An agreement to allow five new cell phone towers to be erected around Boyne City, a second opinion on the city’s historic clock and efforts to fund a $50,000 bronze statue topped Boyne City Manager Michael Cain’s report to the Boyne City Commission recently.


Cain gave his report, as he does twice each month, on Tuesday Feb. 9 to Boyne City Commissioners.

Following are the highlights of his report:

ACD cell towers
“It appears that our long-delayed agreement with ACD for five proposed micro cell towers, that were approved by the city commission in October, is alive again after dropping off the face of the Earth shortly thereafter,” Cain said. “Our attorney on the matter … contacted me late last week saying he’d finally heard back from ACD and it appeared that an agreement was close at hand.”

Following are highlights from the October 2015 Boyne City Gazette story on the matter.

Telecommunications company ACD plans to install five 35-to40-foot-tall cell towers around Boyne City.

ACD is willing to provide some decorative material to make the poles more aesthetically pleasing while remaining functional and providing adequate service to telecommunications consumers in the city.

The towers in question would allow ACD to provide gigabit fiber service to all of Boyne City.

According to ACD officials, the company has a backbone fiber line that goes through Boyne City which was built over the last few years with partial government funding to expand broadband service.

ACD owns a third of this line, the university system owns another third.

The route basically follows highways 66 to East Jordan and up to Pleasant Valley Ave.

ACD needs to outfit that transmission line with equipment to carry extremely high bandwidth connections.

The towers to be installed have a coverage radius of 1,500 to 2,000 feet from the towers, depending upon terrain, buildings, and trees.

The smaller Distributed Antenna Systems involved with the towers in question are intended to help offload traffic from the larger towers to help keep the system running efficiently.

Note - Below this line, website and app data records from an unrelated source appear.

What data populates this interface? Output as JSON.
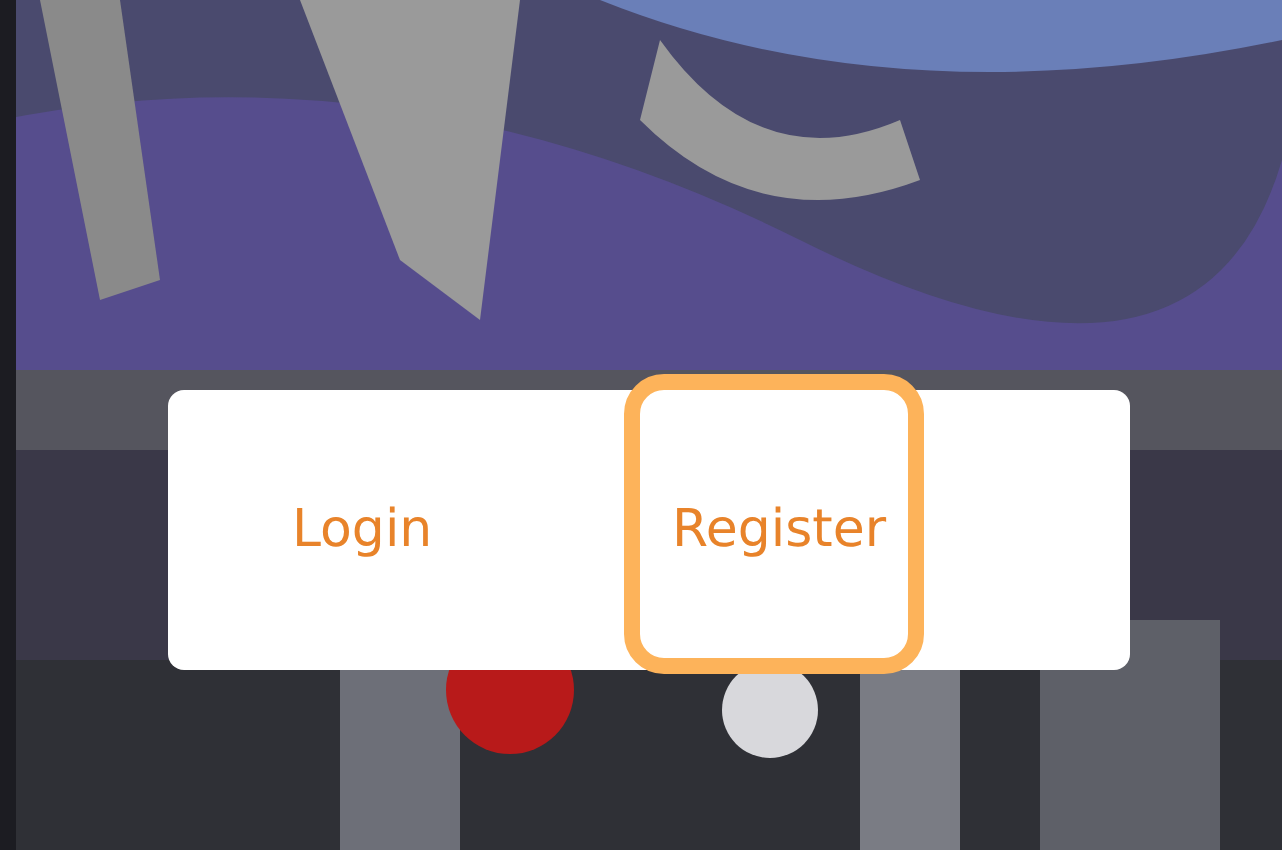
{
  "dialog": {
    "buttons": [
      {
        "label": "Login",
        "highlighted": false
      },
      {
        "label": "Register",
        "highlighted": true
      }
    ]
  }
}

ACD officials said most of the reason that these systems need to get put in is to make sure there are not issues during high volume events, and that the school is covered. Fundamentally, there is concern about safety and being able to call 9-1-1.

ACD will provide up to $30,000 to help pay for the new traffic light poles.

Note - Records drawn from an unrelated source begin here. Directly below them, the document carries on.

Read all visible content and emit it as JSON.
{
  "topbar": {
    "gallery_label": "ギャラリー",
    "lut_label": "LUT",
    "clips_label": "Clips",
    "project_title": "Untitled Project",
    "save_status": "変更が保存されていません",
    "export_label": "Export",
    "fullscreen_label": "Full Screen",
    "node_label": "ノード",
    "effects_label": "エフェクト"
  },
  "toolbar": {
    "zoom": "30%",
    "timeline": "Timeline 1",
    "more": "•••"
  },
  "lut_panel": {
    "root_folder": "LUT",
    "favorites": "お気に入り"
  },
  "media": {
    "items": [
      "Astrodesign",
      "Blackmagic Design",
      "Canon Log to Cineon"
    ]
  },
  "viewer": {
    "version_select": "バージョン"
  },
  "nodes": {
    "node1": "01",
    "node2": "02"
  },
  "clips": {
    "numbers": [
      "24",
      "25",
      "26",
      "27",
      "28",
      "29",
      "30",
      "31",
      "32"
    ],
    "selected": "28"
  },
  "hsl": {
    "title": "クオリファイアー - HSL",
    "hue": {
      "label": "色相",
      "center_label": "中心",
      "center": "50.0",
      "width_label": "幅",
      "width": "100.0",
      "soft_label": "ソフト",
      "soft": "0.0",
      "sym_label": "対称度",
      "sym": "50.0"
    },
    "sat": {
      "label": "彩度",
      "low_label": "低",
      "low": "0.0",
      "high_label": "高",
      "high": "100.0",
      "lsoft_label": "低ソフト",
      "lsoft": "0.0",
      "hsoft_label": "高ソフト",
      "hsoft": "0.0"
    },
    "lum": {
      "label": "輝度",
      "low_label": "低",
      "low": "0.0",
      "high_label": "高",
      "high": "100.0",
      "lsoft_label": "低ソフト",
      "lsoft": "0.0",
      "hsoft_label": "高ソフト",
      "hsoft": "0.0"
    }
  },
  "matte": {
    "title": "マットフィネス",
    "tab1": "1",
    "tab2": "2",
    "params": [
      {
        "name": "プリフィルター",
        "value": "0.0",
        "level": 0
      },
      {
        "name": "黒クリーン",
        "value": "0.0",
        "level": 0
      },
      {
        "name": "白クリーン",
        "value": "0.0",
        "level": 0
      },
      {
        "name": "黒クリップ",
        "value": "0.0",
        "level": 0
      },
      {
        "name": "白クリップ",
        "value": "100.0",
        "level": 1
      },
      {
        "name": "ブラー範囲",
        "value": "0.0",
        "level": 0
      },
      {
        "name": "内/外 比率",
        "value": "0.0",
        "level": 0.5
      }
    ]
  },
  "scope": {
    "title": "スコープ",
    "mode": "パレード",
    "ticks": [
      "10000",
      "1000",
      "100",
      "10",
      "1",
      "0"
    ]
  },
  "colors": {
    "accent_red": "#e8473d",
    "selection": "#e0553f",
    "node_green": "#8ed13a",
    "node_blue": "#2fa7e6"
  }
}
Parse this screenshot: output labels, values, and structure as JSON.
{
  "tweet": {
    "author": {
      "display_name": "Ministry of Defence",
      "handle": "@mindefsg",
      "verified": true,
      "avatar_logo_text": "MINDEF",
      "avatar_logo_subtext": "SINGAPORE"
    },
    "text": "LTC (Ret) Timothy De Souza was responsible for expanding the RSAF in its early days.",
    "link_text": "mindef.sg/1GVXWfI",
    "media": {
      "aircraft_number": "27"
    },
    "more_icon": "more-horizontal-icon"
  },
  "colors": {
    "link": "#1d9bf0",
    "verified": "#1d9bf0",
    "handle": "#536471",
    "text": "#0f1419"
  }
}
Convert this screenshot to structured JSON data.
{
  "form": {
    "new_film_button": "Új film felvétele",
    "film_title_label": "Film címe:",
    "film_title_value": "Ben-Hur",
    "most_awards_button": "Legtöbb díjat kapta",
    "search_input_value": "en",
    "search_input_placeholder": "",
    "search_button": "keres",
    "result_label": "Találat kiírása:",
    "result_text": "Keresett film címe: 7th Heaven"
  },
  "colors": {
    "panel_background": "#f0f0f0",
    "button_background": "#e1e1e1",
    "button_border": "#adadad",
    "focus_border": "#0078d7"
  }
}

Honeywell lease
“After much back and forth, it appears that the lease for our temporary city hall facilities—that also include the MSU Extension—at the Honeywell facility across the street is ready for execution,” Cain said.

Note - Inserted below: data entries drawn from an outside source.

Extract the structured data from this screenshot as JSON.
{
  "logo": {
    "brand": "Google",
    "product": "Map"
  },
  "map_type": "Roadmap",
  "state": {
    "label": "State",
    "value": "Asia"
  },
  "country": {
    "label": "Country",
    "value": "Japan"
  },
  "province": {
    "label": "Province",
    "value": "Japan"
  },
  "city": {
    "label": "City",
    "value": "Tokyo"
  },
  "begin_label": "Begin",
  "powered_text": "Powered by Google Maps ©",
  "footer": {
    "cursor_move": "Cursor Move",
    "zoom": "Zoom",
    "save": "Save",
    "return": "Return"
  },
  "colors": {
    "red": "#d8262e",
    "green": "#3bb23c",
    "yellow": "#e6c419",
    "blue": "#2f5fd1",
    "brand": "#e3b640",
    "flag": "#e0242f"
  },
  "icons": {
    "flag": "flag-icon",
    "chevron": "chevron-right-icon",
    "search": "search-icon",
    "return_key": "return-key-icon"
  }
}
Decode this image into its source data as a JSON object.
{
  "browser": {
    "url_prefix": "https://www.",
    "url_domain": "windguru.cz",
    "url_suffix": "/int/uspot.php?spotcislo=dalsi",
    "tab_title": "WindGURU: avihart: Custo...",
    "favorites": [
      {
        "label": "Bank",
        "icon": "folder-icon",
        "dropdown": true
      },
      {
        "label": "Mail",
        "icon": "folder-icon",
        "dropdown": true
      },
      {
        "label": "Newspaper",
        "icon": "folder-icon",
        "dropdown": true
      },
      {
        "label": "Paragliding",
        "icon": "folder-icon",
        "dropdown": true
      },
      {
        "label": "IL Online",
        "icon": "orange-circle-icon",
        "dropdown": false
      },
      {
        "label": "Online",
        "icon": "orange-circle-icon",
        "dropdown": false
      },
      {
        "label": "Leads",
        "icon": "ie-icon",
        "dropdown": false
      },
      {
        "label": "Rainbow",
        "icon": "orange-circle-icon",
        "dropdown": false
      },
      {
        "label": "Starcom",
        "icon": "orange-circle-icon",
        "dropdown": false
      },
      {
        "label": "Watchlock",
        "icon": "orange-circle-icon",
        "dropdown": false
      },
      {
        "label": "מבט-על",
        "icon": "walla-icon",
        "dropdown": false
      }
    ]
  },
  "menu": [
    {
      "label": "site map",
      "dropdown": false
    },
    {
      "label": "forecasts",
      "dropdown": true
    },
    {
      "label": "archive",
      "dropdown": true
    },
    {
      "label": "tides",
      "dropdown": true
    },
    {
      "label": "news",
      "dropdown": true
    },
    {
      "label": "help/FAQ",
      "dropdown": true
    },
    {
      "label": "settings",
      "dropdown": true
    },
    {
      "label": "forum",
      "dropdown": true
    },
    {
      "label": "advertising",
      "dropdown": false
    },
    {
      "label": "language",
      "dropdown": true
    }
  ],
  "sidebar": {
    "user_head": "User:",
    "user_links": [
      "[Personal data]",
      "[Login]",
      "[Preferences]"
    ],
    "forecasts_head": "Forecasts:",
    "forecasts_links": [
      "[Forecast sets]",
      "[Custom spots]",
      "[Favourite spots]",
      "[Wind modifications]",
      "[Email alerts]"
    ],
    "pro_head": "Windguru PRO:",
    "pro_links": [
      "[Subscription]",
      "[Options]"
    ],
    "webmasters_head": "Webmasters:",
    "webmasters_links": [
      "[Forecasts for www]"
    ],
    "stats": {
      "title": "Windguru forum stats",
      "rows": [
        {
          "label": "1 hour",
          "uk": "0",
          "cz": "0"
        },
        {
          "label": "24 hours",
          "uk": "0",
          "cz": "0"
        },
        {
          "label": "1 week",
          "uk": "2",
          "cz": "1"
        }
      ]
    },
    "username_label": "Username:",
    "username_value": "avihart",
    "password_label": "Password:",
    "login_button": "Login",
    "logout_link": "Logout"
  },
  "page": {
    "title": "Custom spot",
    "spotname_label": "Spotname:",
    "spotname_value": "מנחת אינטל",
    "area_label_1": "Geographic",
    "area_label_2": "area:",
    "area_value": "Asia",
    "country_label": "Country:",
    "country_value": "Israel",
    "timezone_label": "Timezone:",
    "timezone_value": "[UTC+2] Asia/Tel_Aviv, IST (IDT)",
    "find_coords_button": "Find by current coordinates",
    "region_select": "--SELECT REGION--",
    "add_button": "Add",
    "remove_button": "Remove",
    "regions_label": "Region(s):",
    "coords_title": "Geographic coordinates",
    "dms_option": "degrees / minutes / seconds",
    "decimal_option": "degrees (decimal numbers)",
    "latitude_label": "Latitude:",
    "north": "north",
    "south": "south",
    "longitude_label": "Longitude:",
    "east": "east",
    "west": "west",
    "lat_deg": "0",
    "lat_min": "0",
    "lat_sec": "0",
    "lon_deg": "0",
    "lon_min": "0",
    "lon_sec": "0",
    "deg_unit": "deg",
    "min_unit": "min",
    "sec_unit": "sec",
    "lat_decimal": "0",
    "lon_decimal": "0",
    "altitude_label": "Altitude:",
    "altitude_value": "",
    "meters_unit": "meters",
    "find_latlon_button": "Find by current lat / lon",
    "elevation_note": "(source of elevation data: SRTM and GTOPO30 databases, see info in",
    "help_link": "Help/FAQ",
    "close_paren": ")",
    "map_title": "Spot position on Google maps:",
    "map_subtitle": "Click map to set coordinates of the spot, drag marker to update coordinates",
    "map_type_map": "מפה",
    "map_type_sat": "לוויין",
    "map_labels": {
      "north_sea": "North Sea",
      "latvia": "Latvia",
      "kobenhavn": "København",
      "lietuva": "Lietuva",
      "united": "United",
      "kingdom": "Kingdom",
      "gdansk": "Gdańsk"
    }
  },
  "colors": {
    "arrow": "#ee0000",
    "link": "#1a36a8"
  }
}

Officials planned to take possession of the space by Monday Feb. 15.

DPW online
Cain said the new Boyne City Department of Public Works is online and in working order. The city’s VOIP phone system has also been installed.

Bronze statue
The crowdfunding campaign for a life-sized bronze sculpture called “The Last River Draw,” which would portray a lumberjack pulling a log in from the Boyne River, on the river’s edge, has begun.

The city has a total of 60 days to raise $25,000 so that it may receive a grant of $25,000 to pay for the $50,000 statue, which will be created by a local artist and located in Old City Park right along the banks of the river.

“It’s an all or nothing proposition,” he said. “One that I think Boyne City is up to the job.”

Historic clock update
Cain said a second company is working up a bid for a proposal to fix the city’s historic tower clock, which has been in disrepair and storage for decades.

“He does have experience with two nearly exact twins of our clock: one that’s located in the Antrim County Courthouse in Bellaire and another one at my alma mater Northwestern Michigan College in Traverse City,” said Cain. “We’ll see what he proposes and go from there.”

Back in mid-January, Cain said the city had received the report on its historical 1904 E. Howard & Co. tower clock from the first company to look at it, the Balzer Family Clock Works of Freeport, Maine.

They were contracted to give the estimate on what it might cost to repair the antique timepiece.

“Their cost to restore and transport the clock—including four new faces and sets of hands—is proposed to be $92,244,” Cain said. “Once we receive the bids for the new city facilities project in, we’ll have a better idea on how well this possible projects fits into our available funds.”